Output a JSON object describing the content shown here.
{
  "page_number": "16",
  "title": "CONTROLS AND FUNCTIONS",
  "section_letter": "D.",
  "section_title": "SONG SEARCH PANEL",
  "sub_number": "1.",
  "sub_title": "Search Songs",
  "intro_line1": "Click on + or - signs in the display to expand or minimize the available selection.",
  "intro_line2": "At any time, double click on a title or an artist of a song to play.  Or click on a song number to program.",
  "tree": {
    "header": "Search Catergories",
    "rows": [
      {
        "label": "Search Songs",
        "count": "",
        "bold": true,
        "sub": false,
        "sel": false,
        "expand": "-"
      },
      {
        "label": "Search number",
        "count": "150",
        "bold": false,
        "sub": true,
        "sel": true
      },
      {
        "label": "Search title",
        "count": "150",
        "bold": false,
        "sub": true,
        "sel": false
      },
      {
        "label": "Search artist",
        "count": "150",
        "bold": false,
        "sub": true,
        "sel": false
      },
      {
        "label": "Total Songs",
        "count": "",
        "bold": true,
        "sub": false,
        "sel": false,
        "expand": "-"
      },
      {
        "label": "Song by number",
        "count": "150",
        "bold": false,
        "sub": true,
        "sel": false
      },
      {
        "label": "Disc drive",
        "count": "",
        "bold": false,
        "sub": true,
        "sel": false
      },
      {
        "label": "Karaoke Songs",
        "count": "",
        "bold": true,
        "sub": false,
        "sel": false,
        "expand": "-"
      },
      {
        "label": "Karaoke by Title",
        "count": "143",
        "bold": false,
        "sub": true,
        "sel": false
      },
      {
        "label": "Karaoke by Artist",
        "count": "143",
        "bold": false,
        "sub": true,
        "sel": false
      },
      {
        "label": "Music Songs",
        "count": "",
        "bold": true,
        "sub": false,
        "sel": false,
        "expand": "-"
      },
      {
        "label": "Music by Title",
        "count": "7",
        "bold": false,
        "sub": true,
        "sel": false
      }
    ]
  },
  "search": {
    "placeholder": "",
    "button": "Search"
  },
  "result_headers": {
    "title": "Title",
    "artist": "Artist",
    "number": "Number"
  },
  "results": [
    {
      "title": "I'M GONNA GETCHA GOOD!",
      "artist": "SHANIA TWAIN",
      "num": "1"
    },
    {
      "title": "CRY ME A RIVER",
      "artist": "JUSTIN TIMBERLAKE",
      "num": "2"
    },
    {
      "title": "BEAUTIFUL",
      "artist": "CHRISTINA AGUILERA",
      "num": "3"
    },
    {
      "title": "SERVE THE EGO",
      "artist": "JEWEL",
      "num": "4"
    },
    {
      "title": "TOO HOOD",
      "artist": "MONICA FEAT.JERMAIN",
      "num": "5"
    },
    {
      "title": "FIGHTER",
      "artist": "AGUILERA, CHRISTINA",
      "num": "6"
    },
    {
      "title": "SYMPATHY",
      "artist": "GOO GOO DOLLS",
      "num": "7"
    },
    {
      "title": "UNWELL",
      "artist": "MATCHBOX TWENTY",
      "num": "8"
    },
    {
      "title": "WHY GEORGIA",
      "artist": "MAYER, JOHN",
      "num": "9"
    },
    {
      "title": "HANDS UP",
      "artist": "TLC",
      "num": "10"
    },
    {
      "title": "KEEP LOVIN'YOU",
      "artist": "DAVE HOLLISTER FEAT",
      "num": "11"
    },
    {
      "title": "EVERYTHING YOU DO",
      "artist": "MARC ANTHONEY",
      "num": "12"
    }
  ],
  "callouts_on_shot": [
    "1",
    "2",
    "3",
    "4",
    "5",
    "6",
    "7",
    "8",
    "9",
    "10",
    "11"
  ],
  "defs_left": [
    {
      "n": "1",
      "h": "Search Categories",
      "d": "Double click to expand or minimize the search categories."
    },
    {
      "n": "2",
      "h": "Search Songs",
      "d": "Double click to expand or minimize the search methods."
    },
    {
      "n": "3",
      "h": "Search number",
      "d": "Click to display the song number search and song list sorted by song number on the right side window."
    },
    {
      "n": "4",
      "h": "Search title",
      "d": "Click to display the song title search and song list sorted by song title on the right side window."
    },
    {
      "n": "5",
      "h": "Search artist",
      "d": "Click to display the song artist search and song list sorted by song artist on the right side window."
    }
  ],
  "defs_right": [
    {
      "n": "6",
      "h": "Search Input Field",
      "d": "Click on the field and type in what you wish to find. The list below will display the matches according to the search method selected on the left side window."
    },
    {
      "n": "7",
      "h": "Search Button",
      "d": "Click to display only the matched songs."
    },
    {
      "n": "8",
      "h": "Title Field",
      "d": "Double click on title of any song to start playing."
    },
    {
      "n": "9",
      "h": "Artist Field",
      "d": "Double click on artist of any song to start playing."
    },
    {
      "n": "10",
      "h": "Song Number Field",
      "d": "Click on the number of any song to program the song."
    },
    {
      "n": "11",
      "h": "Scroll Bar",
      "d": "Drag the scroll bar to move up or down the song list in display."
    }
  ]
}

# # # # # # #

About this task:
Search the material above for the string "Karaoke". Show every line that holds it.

Solved exercise:
        "label": "Karaoke Songs",
        "label": "Karaoke by Title",
        "label": "Karaoke by Artist",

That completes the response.